In a major change from the novel, Paul is actually the first person to ride a sandworm, seemingly suggesting that all the sietches were within walking distance of each other! The final battle focuses more on personal conflicts than sandworm-riding Fremen versus Sardaukar. Jessica faces Mohiam, Gurney has his revenge against Rabban, and Paul duels Feyd throughout the Arrakeen palace. Latter scene ends with Feyd being defeating in the throne room, in front of the Emperor, and the movie concludes with Paul marrying Irulan.
In 2010 artist Kevin Jenkins worked with Morel creating concept art for the movie. Some of those pieces are available on his website: https://kevjenkins.com/dune
End of the Journey
By November 2010, Morel had—like Berg before him—exited the director’s chair, and was an executive producer on the project. This left Paramount in a race against the clock, as without a firm production start date by spring 2011 the rights would expire. Producer Richard P. Rubinstein told Deadline that “we don’t want to extend an option and watch the studio take seven years.”

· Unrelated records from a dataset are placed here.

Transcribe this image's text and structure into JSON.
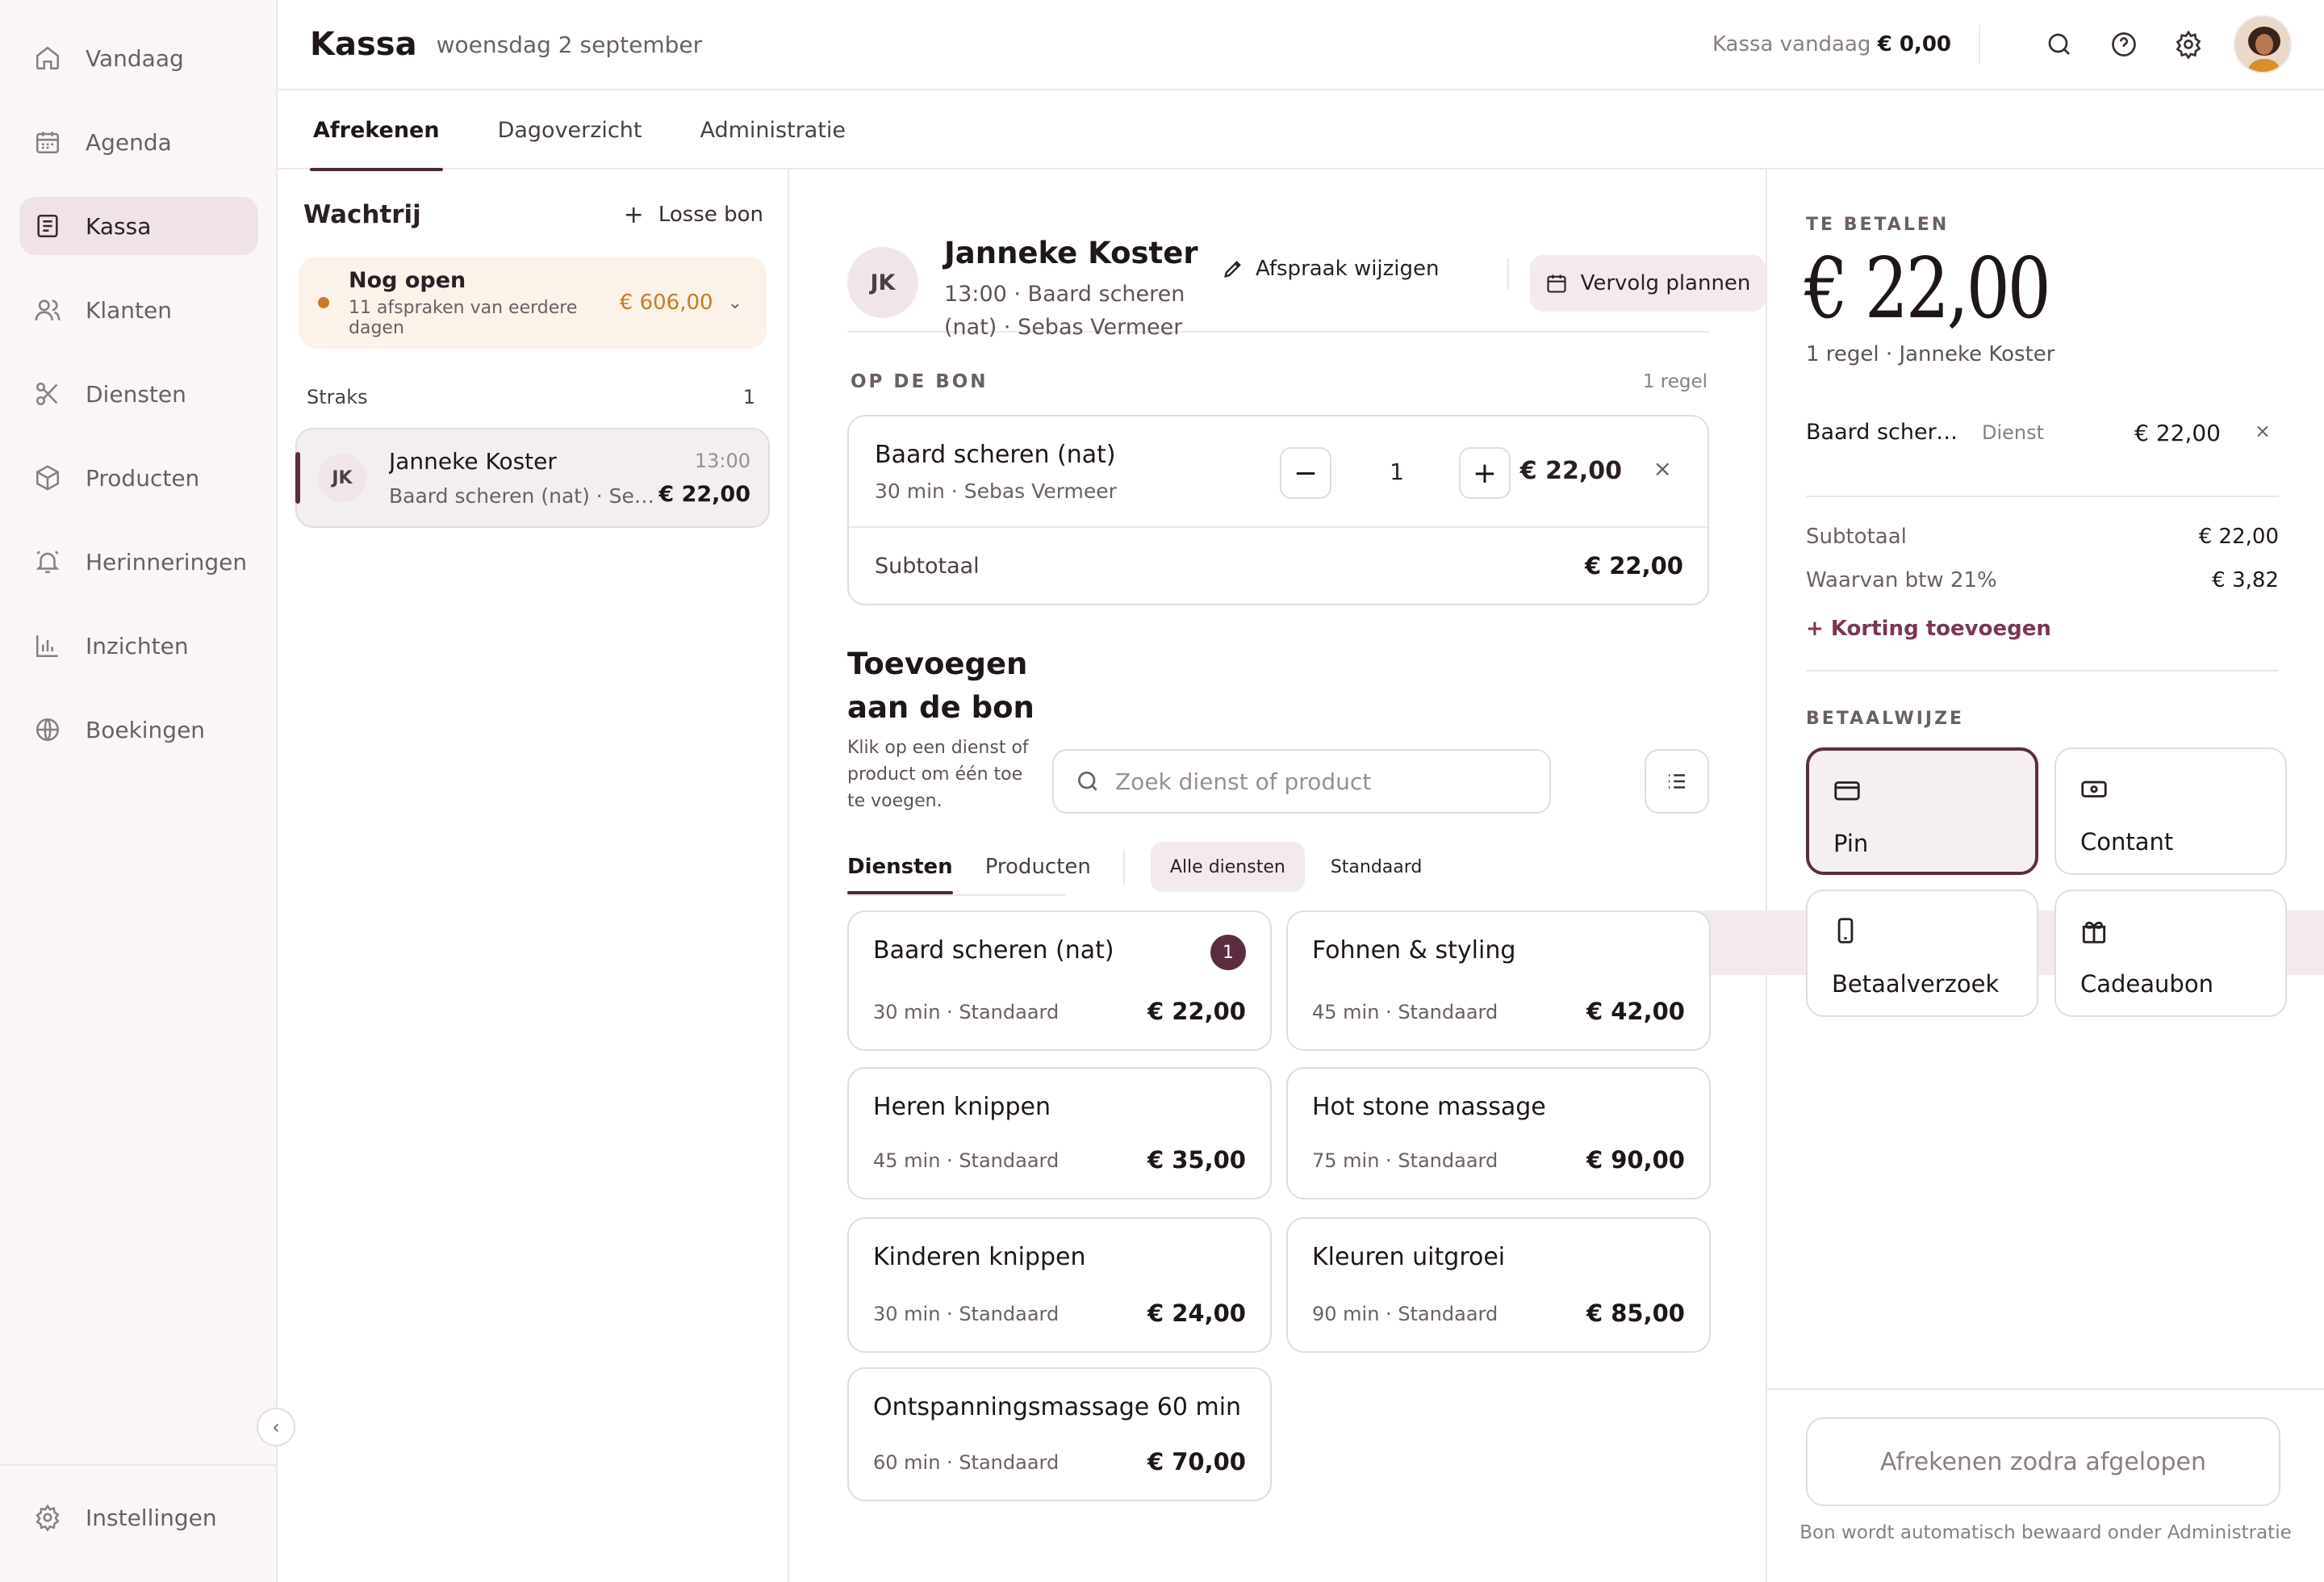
{
  "sidebar": {
    "items": [
      {
        "label": "Vandaag",
        "icon": "home-icon"
      },
      {
        "label": "Agenda",
        "icon": "calendar-icon"
      },
      {
        "label": "Kassa",
        "icon": "receipt-icon",
        "active": true
      },
      {
        "label": "Klanten",
        "icon": "users-icon"
      },
      {
        "label": "Diensten",
        "icon": "scissors-icon"
      },
      {
        "label": "Producten",
        "icon": "box-icon"
      },
      {
        "label": "Herinneringen",
        "icon": "bell-icon"
      },
      {
        "label": "Inzichten",
        "icon": "bar-chart-icon"
      },
      {
        "label": "Boekingen",
        "icon": "globe-icon"
      }
    ],
    "settings_label": "Instellingen",
    "collapse_glyph": "‹"
  },
  "header": {
    "title": "Kassa",
    "date": "woensdag 2 september",
    "kassa_today_label": "Kassa vandaag",
    "kassa_today_value": "€ 0,00"
  },
  "tabs": [
    "Afrekenen",
    "Dagoverzicht",
    "Administratie"
  ],
  "queue": {
    "title": "Wachtrij",
    "losse_bon": "Losse bon",
    "open": {
      "title": "Nog open",
      "subtitle": "11 afspraken van eerdere dagen",
      "amount": "€ 606,00"
    },
    "straks_label": "Straks",
    "straks_count": "1",
    "item": {
      "initials": "JK",
      "name": "Janneke Koster",
      "sub": "Baard scheren (nat) · Sebas Vermeer",
      "time": "13:00",
      "price": "€ 22,00"
    }
  },
  "customer": {
    "initials": "JK",
    "name": "Janneke Koster",
    "sub": "13:00 · Baard scheren (nat) · Sebas Vermeer",
    "edit_label": "Afspraak wijzigen",
    "plan_label": "Vervolg plannen"
  },
  "bon": {
    "label": "OP DE BON",
    "count": "1 regel",
    "line": {
      "name": "Baard scheren (nat)",
      "sub": "30 min · Sebas Vermeer",
      "qty": "1",
      "price": "€ 22,00"
    },
    "subtotal_label": "Subtotaal",
    "subtotal_value": "€ 22,00"
  },
  "add": {
    "title": "Toevoegen aan de bon",
    "desc": "Klik op een dienst of product om één toe te voegen.",
    "search_placeholder": "Zoek dienst of product",
    "subtabs": [
      "Diensten",
      "Producten"
    ],
    "chips": [
      "Alle diensten",
      "Standaard"
    ]
  },
  "services": [
    {
      "name": "Baard scheren (nat)",
      "sub": "30 min · Standaard",
      "price": "€ 22,00",
      "badge": "1"
    },
    {
      "name": "Fohnen & styling",
      "sub": "45 min · Standaard",
      "price": "€ 42,00"
    },
    {
      "name": "Heren knippen",
      "sub": "45 min · Standaard",
      "price": "€ 35,00"
    },
    {
      "name": "Hot stone massage",
      "sub": "75 min · Standaard",
      "price": "€ 90,00"
    },
    {
      "name": "Kinderen knippen",
      "sub": "30 min · Standaard",
      "price": "€ 24,00"
    },
    {
      "name": "Kleuren uitgroei",
      "sub": "90 min · Standaard",
      "price": "€ 85,00"
    },
    {
      "name": "Ontspanningsmassage 60 min",
      "sub": "60 min · Standaard",
      "price": "€ 70,00"
    }
  ],
  "payment": {
    "label": "TE BETALEN",
    "total": "€ 22,00",
    "meta": "1 regel · Janneke Koster",
    "line": {
      "name": "Baard scheren (nat)",
      "type": "Dienst",
      "price": "€ 22,00"
    },
    "subtotal_label": "Subtotaal",
    "subtotal_value": "€ 22,00",
    "vat_label": "Waarvan btw 21%",
    "vat_value": "€ 3,82",
    "discount_label": "+ Korting toevoegen",
    "methods_label": "BETAALWIJZE",
    "methods": [
      {
        "label": "Pin",
        "icon": "card-icon",
        "active": true
      },
      {
        "label": "Contant",
        "icon": "cash-icon"
      },
      {
        "label": "Betaalverzoek",
        "icon": "phone-icon"
      },
      {
        "label": "Cadeaubon",
        "icon": "gift-icon"
      }
    ],
    "checkout_label": "Afrekenen zodra afgelopen",
    "note": "Bon wordt automatisch bewaard onder Administratie"
  },
  "colors": {
    "accent": "#5a2e40",
    "open_amount": "#c97a22",
    "sidebar_bg": "#faf6f7",
    "active_nav": "#efe3e8"
  }
}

Ultimately spring rolled around without any agreement having been reached. The rights expired and Paramount’s four-year journey to adapt Dune came to an end. The studio also lost the six-figure sum it had paid for the rights. Paramount may have been able to salvage some of its development costs had another studio had picked up the script by Palmer, but that didn’t happen. Dune once again slumbered, however fans knew that when the sleeper was awakened the results would be legendary…